Label & Narrow Web Magazine, 23 February 2021
Blockchain allows unique data to be stored in the crypto-tag that vouches for the authenticity and integrity of the product.
Between 30 and 60% of all medicines on offer in Côte d’Ivoire are believed to be fake. Many Ivorians can only afford to purchase essential medicines on the street, which is where counterfeit goods circulate freely.
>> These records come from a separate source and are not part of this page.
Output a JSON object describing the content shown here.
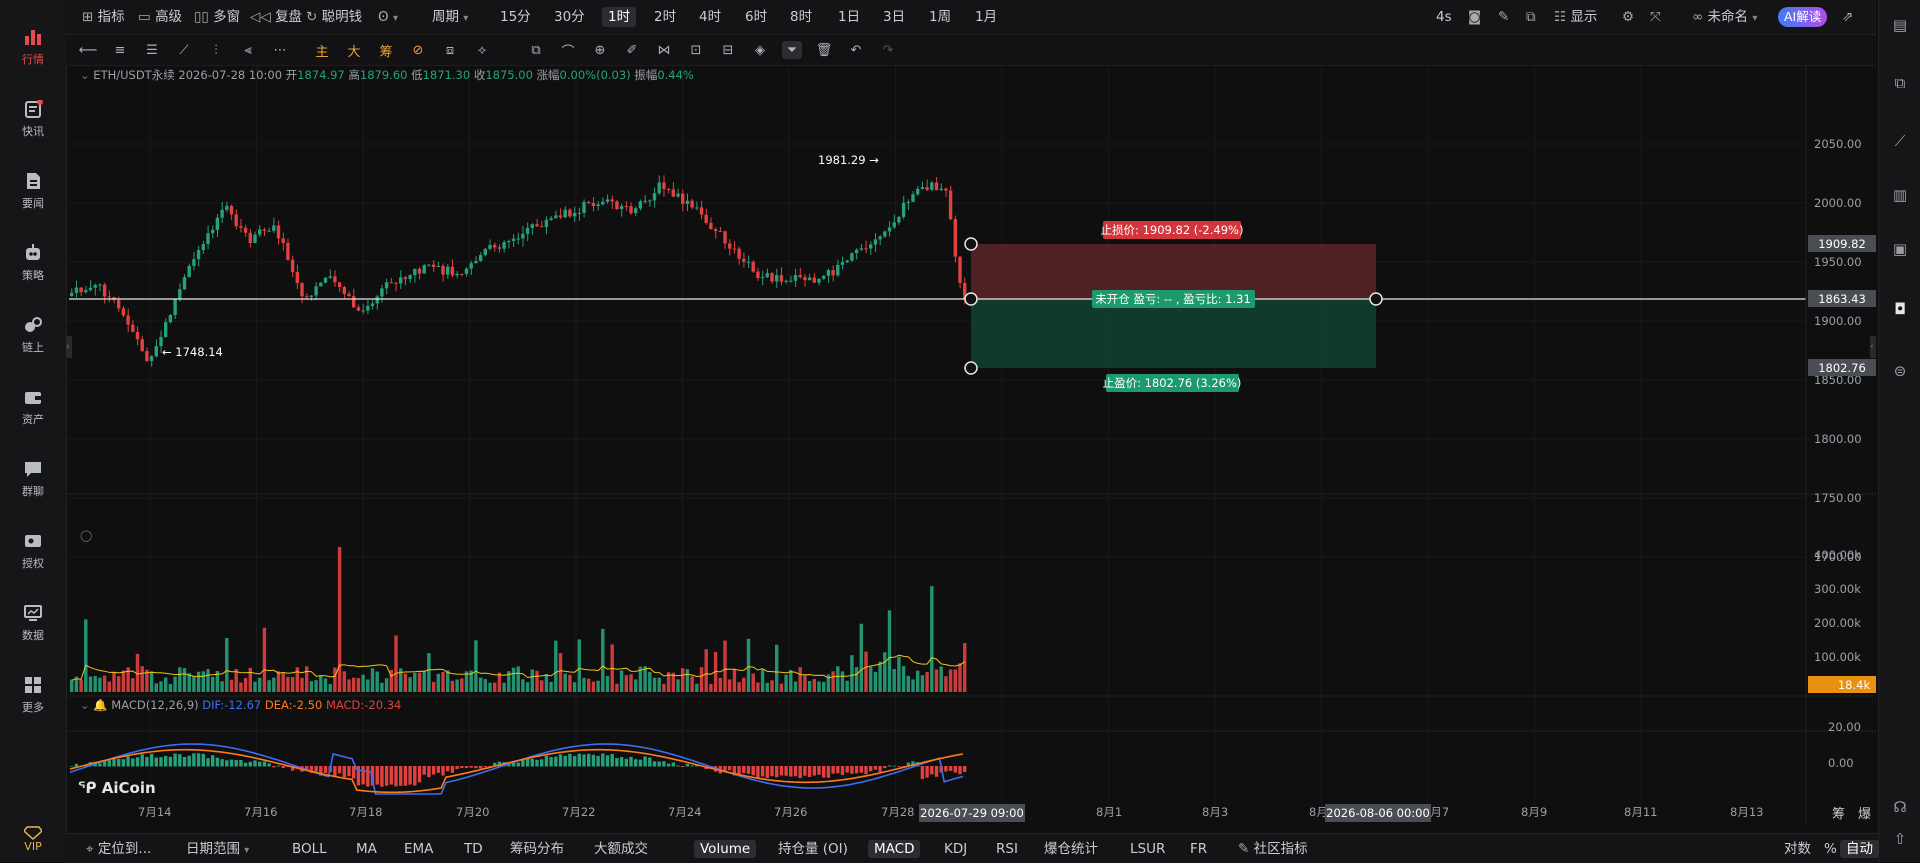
{
  "left_sidebar": {
    "items": [
      {
        "label": "行情",
        "icon": "bar-chart-icon",
        "active": true
      },
      {
        "label": "快讯",
        "icon": "news-flash-icon",
        "dot": true
      },
      {
        "label": "要闻",
        "icon": "document-icon"
      },
      {
        "label": "策略",
        "icon": "robot-icon"
      },
      {
        "label": "链上",
        "icon": "chain-icon"
      },
      {
        "label": "资产",
        "icon": "wallet-icon"
      },
      {
        "label": "群聊",
        "icon": "chat-icon"
      },
      {
        "label": "授权",
        "icon": "key-icon"
      },
      {
        "label": "数据",
        "icon": "monitor-icon"
      },
      {
        "label": "更多",
        "icon": "grid-icon"
      }
    ],
    "vip_label": "VIP"
  },
  "top_bar": {
    "indicators": "指标",
    "advanced": "高级",
    "multi_window": "多窗",
    "replay": "复盘",
    "smart_money": "聪明钱",
    "period": "周期",
    "timeframes": [
      "15分",
      "30分",
      "1时",
      "2时",
      "4时",
      "6时",
      "8时",
      "1日",
      "3日",
      "1周",
      "1月"
    ],
    "selected_timeframe": "1时",
    "countdown": "4s",
    "display": "显示",
    "layout_name": "未命名",
    "ai_button": "AI解读"
  },
  "legend": {
    "symbol": "ETH/USDT永续",
    "time": "2026-07-28 10:00",
    "open_label": "开",
    "open": "1874.97",
    "high_label": "高",
    "high": "1879.60",
    "low_label": "低",
    "low": "1871.30",
    "close_label": "收",
    "close": "1875.00",
    "change_label": "涨幅",
    "change": "0.00%(0.03)",
    "amplitude_label": "振幅",
    "amplitude": "0.44%"
  },
  "annotations": {
    "high_marker": "1981.29",
    "low_marker": "1748.14",
    "stop_loss": "止损价: 1909.82 (-2.49%)",
    "position": "未开仓  盈亏: -- , 盈亏比: 1.31",
    "take_profit": "止盈价: 1802.76 (3.26%)"
  },
  "price_axis": {
    "ticks": [
      "2050.00",
      "2000.00",
      "1950.00",
      "1900.00",
      "1850.00",
      "1800.00",
      "1750.00",
      "1700.00"
    ],
    "badge_sl": "1909.82",
    "badge_entry": "1863.43",
    "badge_tp": "1802.76"
  },
  "volume_axis": {
    "ticks": [
      "400.00k",
      "300.00k",
      "200.00k",
      "100.00k"
    ],
    "badge": "18.4k"
  },
  "macd_legend": {
    "name": "MACD(12,26,9)",
    "dif": "DIF:-12.67",
    "dea": "DEA:-2.50",
    "macd": "MACD:-20.34"
  },
  "macd_axis": {
    "ticks": [
      "20.00",
      "0.00"
    ]
  },
  "time_axis": {
    "labels": [
      "7月14",
      "7月16",
      "7月18",
      "7月20",
      "7月22",
      "7月24",
      "7月26",
      "7月28",
      "8月1",
      "8月3",
      "8月5",
      "8月7",
      "8月9",
      "8月11",
      "8月13"
    ],
    "badge_start": "2026-07-29 09:00",
    "badge_end": "2026-08-06 00:00",
    "corner_a": "筹",
    "corner_b": "爆"
  },
  "logo_text": "AiCoin",
  "bottom_bar": {
    "locate": "定位到...",
    "date_range": "日期范围",
    "tabs": [
      "BOLL",
      "MA",
      "EMA",
      "TD",
      "筹码分布",
      "大额成交",
      "Volume",
      "持仓量 (OI)",
      "MACD",
      "KDJ",
      "RSI",
      "爆仓统计",
      "LSUR",
      "FR"
    ],
    "selected_tabs": [
      "Volume",
      "MACD"
    ],
    "community": "社区指标",
    "log": "对数",
    "percent": "%",
    "auto": "自动"
  },
  "colors": {
    "up": "#26a17b",
    "down": "#e2413f",
    "accent": "#e84b4b",
    "yellow": "#f0c419",
    "orange": "#ff7a1a",
    "blue": "#3d6df2"
  }
}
Every year, almost 400,000 people die of malaria in Africa. The World Health Organization estimates that a further 116,000 fall prey to counterfeit malaria medicines. German start-up authentic.network has come up with a solution to this problem in the form of a novel anti-counterfeiting code based on advanced blockchain technology. This globally unique pilot project, which is funded by the German Federal Ministry for Economic Cooperation and Development, was officially launched on February 19 by Frank Theeg, founder and co-CEO of authentic.network, during an official visit to Africa, where he was received by Eugène Aka Aouélé, the Minister of Health of Côte d’Ivoire (Ivory Coast), and Ingo Herbert, the German ambassador to the country.